Almost over now. This year’s RPGaDay Celebration has reached it’s penultimate prompt, and what a prompt it is — Portal.
Portal is a word with so many connotations, so many avenues from which one could explore, but I’m dogged and tired after a long night of hunting ghosts, ironically in a place in which an actual portal between the world of matter and that of spirit exists.
I considered talking about the Forgotten Realm’s Yawning Portal, Rudy Kraft’s Portals of Torsh and Portals of Twilight, or even the various portals found throughout places like the Ruins of Undermountain.
But let us take the approach that is the most on point, that paints with the broadest brush, at least in the context of this examination, and that is that RPGs are a portal to adventure, to other worlds of imagination.
RPGs, and D&D in particular, were the gateway to unlocking my storytelling potential. Before RPGs I created stories in the usual ways, snigglets of writing, drawing, playing with toys, and I was an avid creator… but D&D, which I discovered in 1978 took all of those interests in crafting adventures and synthesized it in a way that stripped away all barriers. RPGs made me a more confident storyteller, helped me to craft tales with more complex structures.

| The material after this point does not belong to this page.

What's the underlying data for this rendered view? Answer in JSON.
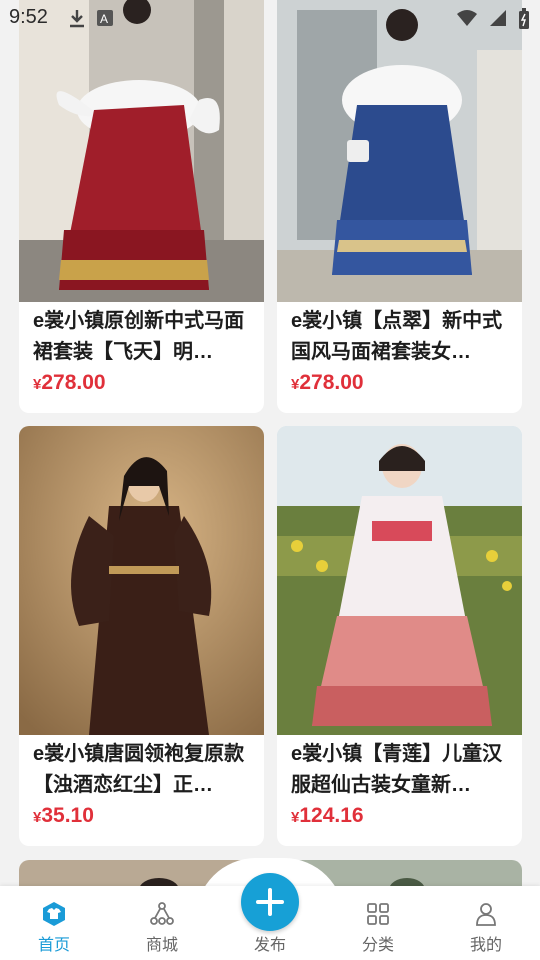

It also gave me instant feedback from my captive audience.
RPGs have been, for me, portals to unbridled creativity.